Andrade Marcos, Moreno Isabel, Calle Juan, Ticona Laura, Blacutt Luis, Lavado Waldo, Sabino Evelin, Huerta Adrian, Aybar César, Hunziker Stefan, Brönnimann Stefan (2018), Atlas - Clima y eventos extremos del Altiplano Central perú-boliviano 1981-2010 / Atlas - Climate and extreme events from the Central Altiplano of Peru and Bolivia 1981-2010
, Geographica Bernensia, Bern.
Hunziker Stefan, Brönnimann Stefan, Calle Juan, Moreno Isabel, Andrade Marcos, Ticona Laura, Lavado Waldo, Huerta Adrian (2018), Effects of undetected data quality issues on climatological analyses, in Climate of the Past
, 14, 1-20.
Brönnimann Stefan, Wintzer Jenanine (2018), Use imprint of society and history on climate data to inform climate services., in Nature
, 554, 423-423.
Hunziker Stefan, Gubler Stefanie, Calle Juan, Moreno Isabel, Andrade Marcos, Velarde Fernando, Ticona Laura, Carrasco Gualberto, Castellón Yaruska, Croci-Maspoli Mischa, Konzelmann Thomas, Rohrer Mario, Brönnimann Stefan (2017), Identifying, attributing, and overcoming common data quality issues of manned station observations, in International Journal of Climatology
, 37, 4131-4145.
Zamuriano Marcelo, Imfeld Noemi, Hunziker Stefan, Peier Reto, Santi Giacomo (2017), Reanalysis of a Cold Surge in Brazil in 1953. In: Brönnimann, S. (Ed.) Historical Weather Extremes in Reanalyses.

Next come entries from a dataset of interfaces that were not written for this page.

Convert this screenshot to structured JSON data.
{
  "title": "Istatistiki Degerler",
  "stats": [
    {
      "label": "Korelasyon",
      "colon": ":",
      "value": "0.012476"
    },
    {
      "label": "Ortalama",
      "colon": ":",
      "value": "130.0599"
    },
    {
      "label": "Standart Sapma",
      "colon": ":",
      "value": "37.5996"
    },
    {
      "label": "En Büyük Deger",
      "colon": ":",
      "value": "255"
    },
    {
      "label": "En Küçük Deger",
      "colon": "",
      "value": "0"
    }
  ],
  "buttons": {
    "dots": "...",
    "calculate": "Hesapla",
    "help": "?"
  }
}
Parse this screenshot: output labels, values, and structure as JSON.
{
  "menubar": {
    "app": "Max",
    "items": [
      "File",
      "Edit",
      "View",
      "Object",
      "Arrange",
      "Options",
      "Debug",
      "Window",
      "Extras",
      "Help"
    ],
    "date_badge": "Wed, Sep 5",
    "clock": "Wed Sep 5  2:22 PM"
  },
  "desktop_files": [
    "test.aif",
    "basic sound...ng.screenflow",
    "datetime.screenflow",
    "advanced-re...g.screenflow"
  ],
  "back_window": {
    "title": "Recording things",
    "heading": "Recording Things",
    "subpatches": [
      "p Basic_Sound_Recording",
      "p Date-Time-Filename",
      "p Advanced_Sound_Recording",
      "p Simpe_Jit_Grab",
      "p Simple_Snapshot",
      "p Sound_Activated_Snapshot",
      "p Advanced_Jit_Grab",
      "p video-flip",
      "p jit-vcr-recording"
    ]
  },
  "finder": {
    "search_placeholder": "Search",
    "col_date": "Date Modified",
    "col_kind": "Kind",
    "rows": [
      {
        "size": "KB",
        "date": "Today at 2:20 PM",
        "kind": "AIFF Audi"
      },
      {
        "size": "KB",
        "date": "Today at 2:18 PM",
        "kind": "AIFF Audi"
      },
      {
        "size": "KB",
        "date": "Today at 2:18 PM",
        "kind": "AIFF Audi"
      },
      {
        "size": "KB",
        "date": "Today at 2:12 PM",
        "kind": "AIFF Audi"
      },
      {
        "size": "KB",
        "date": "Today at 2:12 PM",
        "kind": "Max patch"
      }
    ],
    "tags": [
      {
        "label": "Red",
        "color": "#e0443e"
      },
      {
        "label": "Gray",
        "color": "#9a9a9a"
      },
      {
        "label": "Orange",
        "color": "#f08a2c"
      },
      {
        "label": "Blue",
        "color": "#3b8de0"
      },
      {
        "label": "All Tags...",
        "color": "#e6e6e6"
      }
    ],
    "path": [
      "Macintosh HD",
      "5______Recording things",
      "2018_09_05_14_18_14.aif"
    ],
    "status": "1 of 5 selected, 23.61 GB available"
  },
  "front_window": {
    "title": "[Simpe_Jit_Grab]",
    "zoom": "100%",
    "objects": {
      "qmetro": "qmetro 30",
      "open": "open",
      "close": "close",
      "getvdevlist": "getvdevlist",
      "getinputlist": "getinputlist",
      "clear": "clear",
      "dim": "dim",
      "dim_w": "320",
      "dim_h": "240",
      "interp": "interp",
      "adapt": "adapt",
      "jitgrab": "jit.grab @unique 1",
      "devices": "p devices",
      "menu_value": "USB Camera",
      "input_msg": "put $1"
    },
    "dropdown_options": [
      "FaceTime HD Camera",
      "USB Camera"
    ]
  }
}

, Geographica Bernensia, Bern.
Gubler Stefanie, Hunziker Stefan, Begert Michael, Croci-Maspoli Mischa, Konzelmann Thomas, Brönnimann Stefan, Schwierz Cornelia, Oria C, Rosas Gabriela (2017), The influence of station density on climate data homogenization, in International Journal of Climatology
, 37, 4670-4683.
Schmocker J., Liniger H. P., Ngeru J. N., Brugnara Y., Auchmann R., Brönnimann S. (2016), Trends in mean and extreme precipitation in the Mount Kenya region from observations and reanalyses, in Int. J. Climatol.
, 26, 1500-1515.
Brönnimann Stefan, Andrade Marcos, Diaz Henry F. (2014), Climate and Mountains, in Kohler T. Jurek M. (ed.), 8-19.
Brönnimann Stefan, Allan Rob, Atkinson Christopher, Buizza Roberto, Bulygina Olga, Dahlgren Per, Dee Dick, Dunn Robert, Gomes Pedro, John Viju, Jourdain Sylvie, Haimberger Leopold, Hersbach Hans, Kennedy John, Poli Paul, Pulliainen Jouni, Rayner Nick, Saunders Roger, Schulz Jörg, Stickler Alexander, Titchner Holly, Valente Maria Antonia, Ventura Clara, Wilkinson Clive, Observations for Reanalyses, in Bulletin of the American Meteorological Society
Changes in present and future climate cause new risks and challenges for people all over the world. High mountain countries like Bolivia or Peru are generally affected in a more severe way than the global average. To face related challenges and to reduce vulnerability, ongoing and future processes must be understood on a natural scientific, a social and an economical level. An important requirement for such studies is the availability of reliable climate data. In Bolivia, however, as in many developing countries, measurements are scarce. Further challenges to get a good data base are the complex terrain and the strong gradients of different climates over short distances. While substantial effort has been devoted to study the effects of climate change (e.g. glacier retreat or water availability) and adaption to a changing climate (especially in the field of agriculture), little has been done towards building capacities in the area of producing and processing climate data and creating the needed scientific basis for deriving climate products such as hazard maps. The project aims to step in the gap and asses and develop quality control, break detection and homogenization methods adapted for the Central Andes (the projects deals with Bolivia and southeastern Peru) and potentially other Andean countries. Based on the produced data set, climate and weather extremes will be analyzed. Furthermore, easy understandable products will be presented and made available to decision makers and professionals. If the right measures and planning based on the data products are taken, the public in the Central Andes will profit of the findings by a potentially increased personal security in respect to meteorological extreme events and by an enhanced security in food production. As the project includes training of local researchers, the scientific capacities will be strengthened and the sustainable operation and maintenance of climate services will be ensured. The proposed project complements and strengthens other ongoing projects. Swiss, Bolivian and Peruvian research partners will work closely together to achieve the best and most sustainable results and benefits.